American former track and field athlete Tommie Smith gestures in...

American former track and field athlete Tommie Smith gestures in front of the photograph of him at the 1968 Olympics, at the Immigration Museum, Tuesday, June 11, 2024 in Paris. Smith and John Carlos gave a black-gloved salute on the medal stand at the 1968 Olympics in Mexico City. Credit: AP/Thomas Padilla

PARIS — The audience in Paris stood to applaud Tommie Smith, more than 50 years after he took a stand for civil rights.

A second ovation was even longer, and the 80-year-old Olympic champion seemed overwhelmed with emotion. He lowered his head, clasped it in his hands and wept for several moments.

He had just been asked if he still fights against racism in society.

“Even until this day. I do,” Smith said. “A perpetual stand, forever. As long as there are human beings fighting for the rights of each other.”

Smith was a guest speaker at the Musée de l’Immigration (Museum of Immigration) at the Palais de la Porte Dorée on Tuesday, just over six weeks from the start of the Paris Olympics.

Smith's raised right fist from the 1968 Olympics in Mexico City still speaks for itself, even in an era in which athletes have much more freedom to voice their opinions — though the Olympic Charter still prohibits political protests at medal ceremonies.

Smith and his teammate John Carlos, both Black, were sent home from the Olympics after taking a stand against injustice.

American former track and field athlete Tommie Smith reenacts his...

American former track and field athlete Tommie Smith reenacts his gesture in front of the photograph of him at the 1968 Olympics, at the Immigration Museum, Tuesday, June 11, 2024 in Paris. Smith and John Carlos gave a black-gloved salute on the medal stand at the 1968 Olympics in Mexico City. Credit: AP/Thomas Padilla

Smith had just won the gold medal for the United States in the 200 meters. Standing on the podium, head bowed, he thrust a gloved right fist up in the air. Carlos, a bronze medalist in that sprint, did the same with his left fist.

It was a way of protesting how Black people were being treated in the United States and to demand better human rights for everyone regardless of color, cause or nationality.

“I fought for the right to be human and not segregated,” Smith said. “The world needed to come together in erasing racism and producing social thought.”

During the symposium he explained why — on that October day in '68 — there were no words spoken in what he calls “a silent gesture.” There was, he explained, the fact that journalists rarely asked athletes for an opinion on anything back then, but also something far deeper — a desire for unification.
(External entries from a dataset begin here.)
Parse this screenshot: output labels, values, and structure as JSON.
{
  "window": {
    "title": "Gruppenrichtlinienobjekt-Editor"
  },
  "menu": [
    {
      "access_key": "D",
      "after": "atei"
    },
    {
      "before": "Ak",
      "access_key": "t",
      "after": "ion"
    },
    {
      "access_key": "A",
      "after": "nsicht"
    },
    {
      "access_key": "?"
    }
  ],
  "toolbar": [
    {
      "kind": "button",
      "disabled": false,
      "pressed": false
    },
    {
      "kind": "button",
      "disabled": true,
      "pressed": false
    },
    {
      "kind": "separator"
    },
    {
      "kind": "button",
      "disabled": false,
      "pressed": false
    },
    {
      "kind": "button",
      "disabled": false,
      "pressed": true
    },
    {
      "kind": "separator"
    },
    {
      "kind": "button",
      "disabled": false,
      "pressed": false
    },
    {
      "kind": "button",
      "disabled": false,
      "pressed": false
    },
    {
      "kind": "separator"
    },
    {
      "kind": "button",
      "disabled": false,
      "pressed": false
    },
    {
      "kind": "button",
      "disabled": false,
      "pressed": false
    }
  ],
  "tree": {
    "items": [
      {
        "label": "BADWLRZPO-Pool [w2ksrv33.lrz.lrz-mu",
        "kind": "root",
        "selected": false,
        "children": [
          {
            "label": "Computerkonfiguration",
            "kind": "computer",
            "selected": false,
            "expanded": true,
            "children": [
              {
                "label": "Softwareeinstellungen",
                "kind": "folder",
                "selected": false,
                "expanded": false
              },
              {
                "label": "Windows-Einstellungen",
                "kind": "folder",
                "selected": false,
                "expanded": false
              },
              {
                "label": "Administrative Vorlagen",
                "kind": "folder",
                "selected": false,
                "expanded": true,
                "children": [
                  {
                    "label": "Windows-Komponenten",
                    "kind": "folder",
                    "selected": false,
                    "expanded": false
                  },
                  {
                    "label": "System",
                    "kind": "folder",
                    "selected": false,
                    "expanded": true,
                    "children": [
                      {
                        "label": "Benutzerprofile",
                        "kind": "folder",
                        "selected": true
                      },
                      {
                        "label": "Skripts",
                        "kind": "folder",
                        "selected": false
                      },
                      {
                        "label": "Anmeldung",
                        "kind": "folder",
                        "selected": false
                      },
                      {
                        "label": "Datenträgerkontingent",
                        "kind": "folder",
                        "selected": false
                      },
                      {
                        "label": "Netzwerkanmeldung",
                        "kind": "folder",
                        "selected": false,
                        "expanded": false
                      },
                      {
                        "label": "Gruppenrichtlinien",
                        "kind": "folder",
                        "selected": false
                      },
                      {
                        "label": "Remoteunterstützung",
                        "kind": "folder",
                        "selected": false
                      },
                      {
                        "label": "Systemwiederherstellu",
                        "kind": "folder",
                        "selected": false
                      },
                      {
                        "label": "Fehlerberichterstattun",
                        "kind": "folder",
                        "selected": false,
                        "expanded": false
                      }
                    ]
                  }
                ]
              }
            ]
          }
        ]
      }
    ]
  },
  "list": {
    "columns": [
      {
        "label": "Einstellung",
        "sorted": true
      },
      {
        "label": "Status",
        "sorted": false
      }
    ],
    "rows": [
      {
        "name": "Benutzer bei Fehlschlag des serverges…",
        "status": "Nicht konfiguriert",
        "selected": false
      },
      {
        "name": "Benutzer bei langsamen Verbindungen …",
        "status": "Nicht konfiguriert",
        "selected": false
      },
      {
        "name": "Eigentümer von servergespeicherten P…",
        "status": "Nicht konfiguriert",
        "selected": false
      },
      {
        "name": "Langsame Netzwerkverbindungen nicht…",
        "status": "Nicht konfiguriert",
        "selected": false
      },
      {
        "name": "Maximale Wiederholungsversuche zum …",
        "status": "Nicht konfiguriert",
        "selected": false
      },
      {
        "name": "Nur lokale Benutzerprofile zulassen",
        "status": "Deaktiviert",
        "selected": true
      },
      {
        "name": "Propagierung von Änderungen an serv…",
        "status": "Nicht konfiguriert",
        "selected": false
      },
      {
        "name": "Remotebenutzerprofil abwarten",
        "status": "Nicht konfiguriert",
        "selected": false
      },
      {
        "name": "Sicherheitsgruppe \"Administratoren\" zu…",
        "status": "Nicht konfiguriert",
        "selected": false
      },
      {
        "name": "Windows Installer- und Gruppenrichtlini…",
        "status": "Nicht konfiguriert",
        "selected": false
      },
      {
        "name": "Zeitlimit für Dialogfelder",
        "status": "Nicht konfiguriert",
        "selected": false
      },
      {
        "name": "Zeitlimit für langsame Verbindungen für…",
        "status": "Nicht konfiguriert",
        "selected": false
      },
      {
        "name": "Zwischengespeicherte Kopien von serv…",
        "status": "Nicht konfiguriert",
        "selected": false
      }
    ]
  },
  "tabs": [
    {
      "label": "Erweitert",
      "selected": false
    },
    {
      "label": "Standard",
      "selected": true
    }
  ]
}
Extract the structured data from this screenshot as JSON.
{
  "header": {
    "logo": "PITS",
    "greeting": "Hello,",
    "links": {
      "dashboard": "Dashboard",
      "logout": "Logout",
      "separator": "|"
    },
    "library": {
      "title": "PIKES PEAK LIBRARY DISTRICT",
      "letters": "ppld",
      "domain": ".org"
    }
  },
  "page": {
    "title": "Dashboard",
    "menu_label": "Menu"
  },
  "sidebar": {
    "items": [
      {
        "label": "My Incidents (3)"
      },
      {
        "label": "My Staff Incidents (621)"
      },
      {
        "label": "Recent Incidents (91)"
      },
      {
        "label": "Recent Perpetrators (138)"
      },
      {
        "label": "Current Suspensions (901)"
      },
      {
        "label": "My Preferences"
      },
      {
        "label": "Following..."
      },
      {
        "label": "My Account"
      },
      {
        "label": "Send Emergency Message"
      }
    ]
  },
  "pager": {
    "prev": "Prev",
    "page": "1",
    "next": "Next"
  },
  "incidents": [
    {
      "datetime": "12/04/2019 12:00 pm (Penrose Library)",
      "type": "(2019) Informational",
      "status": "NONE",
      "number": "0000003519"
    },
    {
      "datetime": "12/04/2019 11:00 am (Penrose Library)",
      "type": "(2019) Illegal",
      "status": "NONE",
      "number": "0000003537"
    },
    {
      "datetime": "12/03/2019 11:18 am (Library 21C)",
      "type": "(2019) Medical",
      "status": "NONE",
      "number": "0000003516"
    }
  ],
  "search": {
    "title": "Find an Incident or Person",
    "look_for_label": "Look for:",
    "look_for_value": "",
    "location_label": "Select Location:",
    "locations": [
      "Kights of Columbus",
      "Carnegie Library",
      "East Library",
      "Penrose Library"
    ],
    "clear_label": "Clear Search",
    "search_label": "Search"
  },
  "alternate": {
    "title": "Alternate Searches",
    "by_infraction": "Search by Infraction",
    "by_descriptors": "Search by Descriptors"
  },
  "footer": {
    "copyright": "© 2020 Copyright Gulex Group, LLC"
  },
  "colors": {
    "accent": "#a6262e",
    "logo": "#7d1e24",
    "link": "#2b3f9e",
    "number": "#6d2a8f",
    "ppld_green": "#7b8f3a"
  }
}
American former track and field athlete Tommie Smith looks on...

American former track and field athlete Tommie Smith looks on during a conference at the Immigration Museum, Tuesday, June 11, 2024 in Paris. Smith and John Carlos gave a black-gloved salute on the medal stand at the 1968 Olympics in Mexico City. Credit: AP/Thomas Padilla

“It was a visionary thought that I believed everyone could understand," Smith said. “A raised fist above my head represented you as an individual."

Smith only discussed the idea with Carlos moments before they raced. Peter Norman, a white athlete from Australia who took the silver medal, knew what they were going to do and made a decision. Norman wore a badge on the podium with “Olympic Project for Human Rights” written on it.

On Tuesday, Smith took time to discuss Norman's actions that day. He said Norman was not just backing them up, he was doing so much more than that. Norman was joining them in solidarity, making a stand in his own way.

“One of the greatest persons I’ve ever met,” Smith said of the late Norman, who was posthumously given Australia’s highest Olympic award, the Order of Merit. ”He was part of the belief in human rights."

More Olympics

SUBSCRIBE

Unlimited Digital AccessOnly 25¢for 5 months

ACT NOWSALE ENDS SOON | CANCEL ANYTIME